=== Dataset records ===
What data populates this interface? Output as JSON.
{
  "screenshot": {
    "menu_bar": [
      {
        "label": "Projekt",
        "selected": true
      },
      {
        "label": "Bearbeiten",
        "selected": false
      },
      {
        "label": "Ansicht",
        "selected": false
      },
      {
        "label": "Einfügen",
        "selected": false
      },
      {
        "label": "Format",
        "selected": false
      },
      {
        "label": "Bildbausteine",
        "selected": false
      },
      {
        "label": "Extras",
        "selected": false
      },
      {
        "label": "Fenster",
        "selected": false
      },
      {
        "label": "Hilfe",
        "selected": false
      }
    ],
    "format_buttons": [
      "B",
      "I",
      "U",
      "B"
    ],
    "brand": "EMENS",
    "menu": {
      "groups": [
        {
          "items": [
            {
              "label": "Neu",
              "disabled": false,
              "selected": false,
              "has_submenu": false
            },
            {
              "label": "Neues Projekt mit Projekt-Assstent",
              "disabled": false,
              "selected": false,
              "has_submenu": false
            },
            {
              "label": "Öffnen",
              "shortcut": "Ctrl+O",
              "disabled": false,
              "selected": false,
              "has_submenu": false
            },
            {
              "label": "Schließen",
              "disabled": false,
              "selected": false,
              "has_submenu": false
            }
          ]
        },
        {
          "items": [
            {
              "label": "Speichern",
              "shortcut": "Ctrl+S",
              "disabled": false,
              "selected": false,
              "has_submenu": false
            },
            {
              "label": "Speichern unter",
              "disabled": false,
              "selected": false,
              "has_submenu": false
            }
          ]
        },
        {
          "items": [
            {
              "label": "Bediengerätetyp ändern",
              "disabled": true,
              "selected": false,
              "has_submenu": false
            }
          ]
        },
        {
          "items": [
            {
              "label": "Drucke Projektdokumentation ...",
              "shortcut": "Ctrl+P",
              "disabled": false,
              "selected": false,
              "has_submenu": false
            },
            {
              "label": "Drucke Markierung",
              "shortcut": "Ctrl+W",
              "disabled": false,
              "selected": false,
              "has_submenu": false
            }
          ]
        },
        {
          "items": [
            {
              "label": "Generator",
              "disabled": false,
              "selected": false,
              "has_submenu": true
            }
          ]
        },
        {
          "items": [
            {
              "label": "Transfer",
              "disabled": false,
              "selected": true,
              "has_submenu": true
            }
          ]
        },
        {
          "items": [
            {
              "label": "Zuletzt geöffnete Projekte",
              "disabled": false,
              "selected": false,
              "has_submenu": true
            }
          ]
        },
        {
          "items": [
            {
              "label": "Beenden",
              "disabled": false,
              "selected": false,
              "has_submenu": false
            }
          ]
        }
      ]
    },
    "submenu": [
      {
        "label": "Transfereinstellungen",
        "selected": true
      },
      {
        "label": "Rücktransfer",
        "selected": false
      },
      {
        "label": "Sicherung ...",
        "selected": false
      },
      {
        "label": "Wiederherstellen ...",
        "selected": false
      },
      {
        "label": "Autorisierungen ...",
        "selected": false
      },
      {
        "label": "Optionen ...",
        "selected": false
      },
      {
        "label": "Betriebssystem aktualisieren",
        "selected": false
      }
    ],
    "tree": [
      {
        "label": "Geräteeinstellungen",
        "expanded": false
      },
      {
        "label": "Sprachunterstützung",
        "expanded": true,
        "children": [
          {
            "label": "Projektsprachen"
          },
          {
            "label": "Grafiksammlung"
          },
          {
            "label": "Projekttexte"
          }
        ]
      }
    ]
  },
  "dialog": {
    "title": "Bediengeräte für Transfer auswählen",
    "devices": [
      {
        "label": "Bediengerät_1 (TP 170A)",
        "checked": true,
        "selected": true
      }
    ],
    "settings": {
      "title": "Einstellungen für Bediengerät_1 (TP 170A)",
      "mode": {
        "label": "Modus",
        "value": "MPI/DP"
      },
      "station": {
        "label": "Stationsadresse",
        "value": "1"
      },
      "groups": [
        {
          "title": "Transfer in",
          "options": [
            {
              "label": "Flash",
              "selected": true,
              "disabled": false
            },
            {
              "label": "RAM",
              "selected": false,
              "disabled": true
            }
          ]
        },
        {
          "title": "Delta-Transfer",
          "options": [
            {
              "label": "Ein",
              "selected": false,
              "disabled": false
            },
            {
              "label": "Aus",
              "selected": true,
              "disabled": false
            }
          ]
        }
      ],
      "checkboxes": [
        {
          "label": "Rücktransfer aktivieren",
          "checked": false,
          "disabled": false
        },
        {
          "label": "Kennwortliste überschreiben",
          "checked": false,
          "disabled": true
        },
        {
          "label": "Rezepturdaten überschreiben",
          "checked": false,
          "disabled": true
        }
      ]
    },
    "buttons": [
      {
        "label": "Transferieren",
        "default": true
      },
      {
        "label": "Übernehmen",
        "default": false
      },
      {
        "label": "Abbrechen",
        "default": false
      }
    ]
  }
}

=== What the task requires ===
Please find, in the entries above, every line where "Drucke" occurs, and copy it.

=== Response ===
              "label": "Drucke Projektdokumentation ...",
              "label": "Drucke Markierung",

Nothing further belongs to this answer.